"The first true all-LED flat panel television screen was possibly developed, demonstrated and documented by James P. Mitchell in 1977. The modular, scalable display was initially designed with hundreds of MV50 LEDs and a newly available transistor-transistor logic memory addressing circuit from Texas Instruments. The ¼-inch thin flat panel prototype and the scientific paper were displayed at the 29th ISEF expo in Washington D.C. in May 1978. It received awards by NASA and General Motors Corporation. A liquid crystal display (LCD) matrix design was also cited in the LED paper as an alternative x-y scan technology and as a future alternate television display method. Additional recognition was provided by Westinghouse Educational Foundation "Honors Group" and the concept prototype was also a selected scientific paper at the Iowa Academy of Science of the University of Northern Iowa. The replacement of the 70 year+ high-voltage analog system (cathode-ray tube technology) with a digital x-y scan system has been a significant achievement. Displacement of the electromagnetic scan systems included the removal of inductive deflection, electron beam and color convergence circuits.
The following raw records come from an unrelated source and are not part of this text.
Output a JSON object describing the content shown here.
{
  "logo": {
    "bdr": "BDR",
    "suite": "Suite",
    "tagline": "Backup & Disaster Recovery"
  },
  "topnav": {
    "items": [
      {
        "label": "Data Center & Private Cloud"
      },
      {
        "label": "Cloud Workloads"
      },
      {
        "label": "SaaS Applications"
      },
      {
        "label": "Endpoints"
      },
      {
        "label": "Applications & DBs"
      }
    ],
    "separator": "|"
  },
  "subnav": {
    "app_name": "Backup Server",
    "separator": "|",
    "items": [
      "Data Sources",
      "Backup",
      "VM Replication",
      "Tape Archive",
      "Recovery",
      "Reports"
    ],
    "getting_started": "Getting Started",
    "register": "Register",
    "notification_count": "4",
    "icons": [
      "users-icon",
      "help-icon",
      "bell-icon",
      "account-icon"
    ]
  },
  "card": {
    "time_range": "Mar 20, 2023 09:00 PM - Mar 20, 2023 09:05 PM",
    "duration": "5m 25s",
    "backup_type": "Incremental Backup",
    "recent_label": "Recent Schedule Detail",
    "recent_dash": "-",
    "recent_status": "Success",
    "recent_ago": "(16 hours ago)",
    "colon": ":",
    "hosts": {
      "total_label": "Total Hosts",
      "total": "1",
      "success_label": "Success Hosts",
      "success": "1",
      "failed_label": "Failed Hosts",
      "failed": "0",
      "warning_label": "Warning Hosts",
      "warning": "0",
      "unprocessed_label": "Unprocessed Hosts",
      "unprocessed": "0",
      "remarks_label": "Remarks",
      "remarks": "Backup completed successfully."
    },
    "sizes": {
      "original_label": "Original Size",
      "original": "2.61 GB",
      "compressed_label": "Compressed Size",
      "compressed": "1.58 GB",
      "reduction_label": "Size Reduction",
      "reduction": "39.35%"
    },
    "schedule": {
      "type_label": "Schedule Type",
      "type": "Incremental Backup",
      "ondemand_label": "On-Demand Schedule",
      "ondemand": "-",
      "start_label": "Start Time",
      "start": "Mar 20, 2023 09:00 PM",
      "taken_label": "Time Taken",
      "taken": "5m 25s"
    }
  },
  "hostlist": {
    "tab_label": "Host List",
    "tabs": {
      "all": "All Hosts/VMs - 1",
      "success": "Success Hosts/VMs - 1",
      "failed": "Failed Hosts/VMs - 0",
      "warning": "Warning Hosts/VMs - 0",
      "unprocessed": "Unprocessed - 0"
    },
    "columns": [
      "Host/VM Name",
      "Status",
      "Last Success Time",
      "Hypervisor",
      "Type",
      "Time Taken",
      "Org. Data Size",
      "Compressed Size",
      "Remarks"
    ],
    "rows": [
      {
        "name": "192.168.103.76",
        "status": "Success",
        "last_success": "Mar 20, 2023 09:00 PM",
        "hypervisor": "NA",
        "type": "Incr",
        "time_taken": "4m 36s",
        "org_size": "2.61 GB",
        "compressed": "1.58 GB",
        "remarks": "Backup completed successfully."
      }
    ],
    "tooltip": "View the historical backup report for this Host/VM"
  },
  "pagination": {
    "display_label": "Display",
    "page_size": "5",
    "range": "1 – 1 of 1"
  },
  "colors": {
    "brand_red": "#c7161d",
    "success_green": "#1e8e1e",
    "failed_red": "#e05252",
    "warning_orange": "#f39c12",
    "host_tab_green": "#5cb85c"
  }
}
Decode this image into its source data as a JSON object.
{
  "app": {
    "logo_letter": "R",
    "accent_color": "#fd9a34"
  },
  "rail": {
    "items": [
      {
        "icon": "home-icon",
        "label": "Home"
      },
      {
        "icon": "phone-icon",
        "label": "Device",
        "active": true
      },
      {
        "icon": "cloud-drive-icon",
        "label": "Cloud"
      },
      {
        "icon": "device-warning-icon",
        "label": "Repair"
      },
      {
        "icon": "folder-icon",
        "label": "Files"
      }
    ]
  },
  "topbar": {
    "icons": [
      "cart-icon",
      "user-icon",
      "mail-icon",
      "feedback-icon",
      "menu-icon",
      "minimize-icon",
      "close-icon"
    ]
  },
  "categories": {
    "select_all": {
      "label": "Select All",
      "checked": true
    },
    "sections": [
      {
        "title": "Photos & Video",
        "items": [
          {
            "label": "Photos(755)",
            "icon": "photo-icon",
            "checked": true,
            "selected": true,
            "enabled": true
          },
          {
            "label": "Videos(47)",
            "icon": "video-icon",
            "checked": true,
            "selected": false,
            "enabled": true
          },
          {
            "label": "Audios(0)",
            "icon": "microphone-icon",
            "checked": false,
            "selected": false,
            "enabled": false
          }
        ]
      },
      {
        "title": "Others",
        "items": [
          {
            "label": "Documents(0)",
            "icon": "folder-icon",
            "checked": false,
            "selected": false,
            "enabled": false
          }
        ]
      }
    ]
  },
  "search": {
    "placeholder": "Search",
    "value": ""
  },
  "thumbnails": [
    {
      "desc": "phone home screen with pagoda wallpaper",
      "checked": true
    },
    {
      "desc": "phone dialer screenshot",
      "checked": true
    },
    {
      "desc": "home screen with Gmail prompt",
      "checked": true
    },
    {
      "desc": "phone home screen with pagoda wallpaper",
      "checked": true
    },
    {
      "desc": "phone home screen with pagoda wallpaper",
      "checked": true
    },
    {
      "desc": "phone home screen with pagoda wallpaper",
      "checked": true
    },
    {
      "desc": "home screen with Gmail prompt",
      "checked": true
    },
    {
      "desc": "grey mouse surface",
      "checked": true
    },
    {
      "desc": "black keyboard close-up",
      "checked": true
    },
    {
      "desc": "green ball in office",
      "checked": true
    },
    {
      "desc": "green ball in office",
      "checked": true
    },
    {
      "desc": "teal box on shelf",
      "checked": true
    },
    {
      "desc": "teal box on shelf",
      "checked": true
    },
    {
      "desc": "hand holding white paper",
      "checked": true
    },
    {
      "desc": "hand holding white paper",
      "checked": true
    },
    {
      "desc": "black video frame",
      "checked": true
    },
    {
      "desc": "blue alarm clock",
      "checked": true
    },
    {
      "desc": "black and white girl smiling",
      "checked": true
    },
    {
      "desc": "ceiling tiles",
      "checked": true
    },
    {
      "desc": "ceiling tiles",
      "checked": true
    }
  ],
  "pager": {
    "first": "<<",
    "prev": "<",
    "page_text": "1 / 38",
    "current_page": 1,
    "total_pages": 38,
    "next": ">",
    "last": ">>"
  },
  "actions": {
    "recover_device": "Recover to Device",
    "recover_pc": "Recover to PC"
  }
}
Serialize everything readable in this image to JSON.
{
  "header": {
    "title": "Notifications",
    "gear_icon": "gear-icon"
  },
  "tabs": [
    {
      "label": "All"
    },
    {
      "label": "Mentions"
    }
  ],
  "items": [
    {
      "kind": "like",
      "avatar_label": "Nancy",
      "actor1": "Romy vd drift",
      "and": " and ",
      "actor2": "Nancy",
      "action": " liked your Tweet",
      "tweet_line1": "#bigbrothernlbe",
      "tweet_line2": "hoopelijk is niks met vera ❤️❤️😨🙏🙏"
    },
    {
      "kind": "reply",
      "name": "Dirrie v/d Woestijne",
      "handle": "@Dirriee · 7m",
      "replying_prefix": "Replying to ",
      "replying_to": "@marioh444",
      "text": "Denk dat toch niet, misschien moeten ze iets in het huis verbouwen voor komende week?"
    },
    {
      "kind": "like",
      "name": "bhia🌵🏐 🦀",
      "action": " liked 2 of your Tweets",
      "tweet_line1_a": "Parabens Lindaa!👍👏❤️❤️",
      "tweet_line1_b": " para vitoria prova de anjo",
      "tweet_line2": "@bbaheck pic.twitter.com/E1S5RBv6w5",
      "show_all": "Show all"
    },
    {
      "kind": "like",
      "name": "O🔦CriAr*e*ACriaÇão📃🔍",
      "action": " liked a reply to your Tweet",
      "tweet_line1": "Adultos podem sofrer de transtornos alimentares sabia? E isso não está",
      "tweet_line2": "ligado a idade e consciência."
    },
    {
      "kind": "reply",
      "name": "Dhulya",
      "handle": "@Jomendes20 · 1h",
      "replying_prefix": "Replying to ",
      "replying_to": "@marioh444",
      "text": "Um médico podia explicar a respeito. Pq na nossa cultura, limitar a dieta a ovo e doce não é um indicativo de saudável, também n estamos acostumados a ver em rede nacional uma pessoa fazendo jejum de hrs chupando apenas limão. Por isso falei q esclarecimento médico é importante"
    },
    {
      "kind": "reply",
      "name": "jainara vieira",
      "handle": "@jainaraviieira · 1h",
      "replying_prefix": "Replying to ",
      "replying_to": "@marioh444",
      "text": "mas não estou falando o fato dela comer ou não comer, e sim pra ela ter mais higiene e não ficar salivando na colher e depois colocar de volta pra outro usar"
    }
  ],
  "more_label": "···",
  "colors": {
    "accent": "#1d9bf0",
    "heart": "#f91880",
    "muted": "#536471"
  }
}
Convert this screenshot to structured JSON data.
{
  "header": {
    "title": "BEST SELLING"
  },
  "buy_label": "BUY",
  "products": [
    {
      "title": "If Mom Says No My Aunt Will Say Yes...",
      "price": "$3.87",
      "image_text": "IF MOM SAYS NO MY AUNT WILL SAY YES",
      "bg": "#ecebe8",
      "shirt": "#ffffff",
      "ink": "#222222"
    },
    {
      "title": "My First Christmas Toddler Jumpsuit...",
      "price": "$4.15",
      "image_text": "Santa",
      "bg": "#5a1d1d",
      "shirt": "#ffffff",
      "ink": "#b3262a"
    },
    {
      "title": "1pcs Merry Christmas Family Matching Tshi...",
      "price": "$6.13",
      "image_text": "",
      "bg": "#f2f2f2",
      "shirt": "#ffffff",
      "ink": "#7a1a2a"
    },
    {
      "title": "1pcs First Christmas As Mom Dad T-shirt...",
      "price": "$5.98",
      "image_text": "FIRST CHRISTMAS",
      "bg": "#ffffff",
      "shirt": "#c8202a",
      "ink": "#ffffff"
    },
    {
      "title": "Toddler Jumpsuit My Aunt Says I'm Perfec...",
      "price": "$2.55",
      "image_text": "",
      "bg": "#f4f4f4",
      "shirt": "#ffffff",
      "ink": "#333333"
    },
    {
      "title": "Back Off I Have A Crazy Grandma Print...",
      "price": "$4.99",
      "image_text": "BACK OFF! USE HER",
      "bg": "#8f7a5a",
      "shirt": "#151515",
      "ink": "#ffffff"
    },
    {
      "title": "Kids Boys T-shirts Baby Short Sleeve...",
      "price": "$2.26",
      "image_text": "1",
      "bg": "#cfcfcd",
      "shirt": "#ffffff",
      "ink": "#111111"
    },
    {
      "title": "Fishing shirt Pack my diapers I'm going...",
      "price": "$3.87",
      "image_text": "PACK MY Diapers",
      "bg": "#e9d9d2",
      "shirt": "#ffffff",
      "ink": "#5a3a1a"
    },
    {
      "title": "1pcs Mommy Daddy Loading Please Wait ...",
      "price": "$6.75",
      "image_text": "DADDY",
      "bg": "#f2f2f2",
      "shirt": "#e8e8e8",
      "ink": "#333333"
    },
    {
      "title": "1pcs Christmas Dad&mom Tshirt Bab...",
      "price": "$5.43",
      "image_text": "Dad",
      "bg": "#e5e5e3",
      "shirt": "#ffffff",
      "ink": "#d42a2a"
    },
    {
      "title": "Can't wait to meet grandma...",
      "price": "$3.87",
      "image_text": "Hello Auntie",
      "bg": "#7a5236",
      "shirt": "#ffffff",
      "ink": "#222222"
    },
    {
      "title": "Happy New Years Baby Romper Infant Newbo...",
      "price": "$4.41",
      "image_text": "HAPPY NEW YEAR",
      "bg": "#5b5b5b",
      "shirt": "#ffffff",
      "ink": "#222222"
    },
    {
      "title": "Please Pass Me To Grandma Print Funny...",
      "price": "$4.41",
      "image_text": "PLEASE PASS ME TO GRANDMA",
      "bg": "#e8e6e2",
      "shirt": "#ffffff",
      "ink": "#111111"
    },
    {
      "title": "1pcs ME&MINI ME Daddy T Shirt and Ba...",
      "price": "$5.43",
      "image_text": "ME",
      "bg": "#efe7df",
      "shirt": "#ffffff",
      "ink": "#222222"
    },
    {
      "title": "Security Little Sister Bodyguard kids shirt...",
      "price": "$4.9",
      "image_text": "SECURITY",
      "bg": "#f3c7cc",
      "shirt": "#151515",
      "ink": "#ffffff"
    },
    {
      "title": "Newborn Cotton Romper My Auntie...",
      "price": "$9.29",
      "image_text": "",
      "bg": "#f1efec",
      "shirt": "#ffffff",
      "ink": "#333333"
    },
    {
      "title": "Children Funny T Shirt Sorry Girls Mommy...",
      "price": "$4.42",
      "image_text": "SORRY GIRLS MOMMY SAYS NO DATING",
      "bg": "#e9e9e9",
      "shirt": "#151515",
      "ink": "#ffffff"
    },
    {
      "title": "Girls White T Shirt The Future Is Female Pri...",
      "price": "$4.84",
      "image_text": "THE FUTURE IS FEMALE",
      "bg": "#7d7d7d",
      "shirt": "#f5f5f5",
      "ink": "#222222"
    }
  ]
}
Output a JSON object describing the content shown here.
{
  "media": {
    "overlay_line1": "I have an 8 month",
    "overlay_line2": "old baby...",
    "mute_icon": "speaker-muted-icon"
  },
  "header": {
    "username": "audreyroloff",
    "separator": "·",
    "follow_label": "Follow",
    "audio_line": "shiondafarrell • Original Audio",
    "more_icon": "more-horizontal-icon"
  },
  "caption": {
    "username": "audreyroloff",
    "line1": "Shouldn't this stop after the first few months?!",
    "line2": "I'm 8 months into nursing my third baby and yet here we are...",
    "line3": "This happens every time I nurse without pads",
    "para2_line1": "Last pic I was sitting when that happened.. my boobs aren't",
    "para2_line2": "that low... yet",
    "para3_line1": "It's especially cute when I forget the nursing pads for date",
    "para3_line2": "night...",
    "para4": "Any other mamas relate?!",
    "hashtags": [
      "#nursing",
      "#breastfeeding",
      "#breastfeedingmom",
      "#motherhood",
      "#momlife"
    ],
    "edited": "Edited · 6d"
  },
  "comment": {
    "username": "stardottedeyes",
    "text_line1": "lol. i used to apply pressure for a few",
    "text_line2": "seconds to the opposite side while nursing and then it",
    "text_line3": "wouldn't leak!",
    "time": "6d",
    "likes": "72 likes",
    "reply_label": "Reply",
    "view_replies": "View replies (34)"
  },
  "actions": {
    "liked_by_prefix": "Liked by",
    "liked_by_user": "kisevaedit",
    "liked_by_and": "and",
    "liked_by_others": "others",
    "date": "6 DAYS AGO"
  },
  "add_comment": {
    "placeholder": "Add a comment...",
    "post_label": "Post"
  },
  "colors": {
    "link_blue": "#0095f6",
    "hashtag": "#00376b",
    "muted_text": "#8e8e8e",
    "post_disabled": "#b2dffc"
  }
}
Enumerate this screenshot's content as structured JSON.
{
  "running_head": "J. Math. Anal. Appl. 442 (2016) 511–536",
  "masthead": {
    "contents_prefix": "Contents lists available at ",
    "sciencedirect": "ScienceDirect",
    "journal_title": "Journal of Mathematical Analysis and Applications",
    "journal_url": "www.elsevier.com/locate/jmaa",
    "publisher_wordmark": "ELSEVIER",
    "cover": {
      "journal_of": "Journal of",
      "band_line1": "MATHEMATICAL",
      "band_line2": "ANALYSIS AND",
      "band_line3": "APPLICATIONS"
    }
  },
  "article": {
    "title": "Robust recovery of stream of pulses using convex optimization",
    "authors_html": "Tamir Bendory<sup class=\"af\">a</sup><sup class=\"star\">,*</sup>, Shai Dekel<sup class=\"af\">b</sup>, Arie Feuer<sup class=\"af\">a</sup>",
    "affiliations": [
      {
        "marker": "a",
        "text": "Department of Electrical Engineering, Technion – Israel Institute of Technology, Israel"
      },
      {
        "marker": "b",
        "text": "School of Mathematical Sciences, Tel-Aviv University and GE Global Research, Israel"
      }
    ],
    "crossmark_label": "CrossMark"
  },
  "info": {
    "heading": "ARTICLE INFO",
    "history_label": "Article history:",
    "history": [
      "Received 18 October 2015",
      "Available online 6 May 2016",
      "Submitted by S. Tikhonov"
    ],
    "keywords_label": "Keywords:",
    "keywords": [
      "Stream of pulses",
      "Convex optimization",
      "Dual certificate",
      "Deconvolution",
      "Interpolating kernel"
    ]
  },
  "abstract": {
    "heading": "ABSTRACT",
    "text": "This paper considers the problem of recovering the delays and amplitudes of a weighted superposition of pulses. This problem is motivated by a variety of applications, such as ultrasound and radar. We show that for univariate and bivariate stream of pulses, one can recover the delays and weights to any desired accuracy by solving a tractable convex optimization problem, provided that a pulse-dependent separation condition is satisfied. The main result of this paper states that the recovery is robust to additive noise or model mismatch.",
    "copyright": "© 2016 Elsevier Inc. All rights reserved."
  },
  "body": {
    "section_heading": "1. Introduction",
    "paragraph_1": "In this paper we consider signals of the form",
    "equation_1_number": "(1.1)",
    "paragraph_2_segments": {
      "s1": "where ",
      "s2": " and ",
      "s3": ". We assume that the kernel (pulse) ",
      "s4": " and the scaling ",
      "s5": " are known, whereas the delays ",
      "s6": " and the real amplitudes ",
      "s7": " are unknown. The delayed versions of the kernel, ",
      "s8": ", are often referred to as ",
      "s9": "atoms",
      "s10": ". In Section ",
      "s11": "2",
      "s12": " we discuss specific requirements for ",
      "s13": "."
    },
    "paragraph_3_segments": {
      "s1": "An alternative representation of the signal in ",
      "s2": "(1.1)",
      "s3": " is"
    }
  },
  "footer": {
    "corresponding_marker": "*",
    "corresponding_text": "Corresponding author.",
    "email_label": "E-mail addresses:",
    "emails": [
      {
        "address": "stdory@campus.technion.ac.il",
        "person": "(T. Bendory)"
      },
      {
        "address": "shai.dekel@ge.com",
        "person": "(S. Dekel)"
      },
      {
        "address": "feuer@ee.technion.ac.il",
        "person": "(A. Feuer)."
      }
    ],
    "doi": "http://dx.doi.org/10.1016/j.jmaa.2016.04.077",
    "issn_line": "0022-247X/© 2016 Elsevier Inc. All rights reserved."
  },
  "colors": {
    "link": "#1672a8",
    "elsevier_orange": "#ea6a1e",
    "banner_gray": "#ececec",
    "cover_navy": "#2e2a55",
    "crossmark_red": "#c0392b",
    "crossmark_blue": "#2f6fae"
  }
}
The digital x-y scan system has helped the modern television to "collapse" into its current thin form factor.
The 1977 model was monochromatic by design. Efficient blue LEDs did not arrive for another decade. Large displays now use high-brightness diodes to generate a wide spectrum of colors. It took three decades and organic light-emitting diodes for Sony to introduce an LED TV: the Sony XEL-1 OLED screen which was marketed in 2009."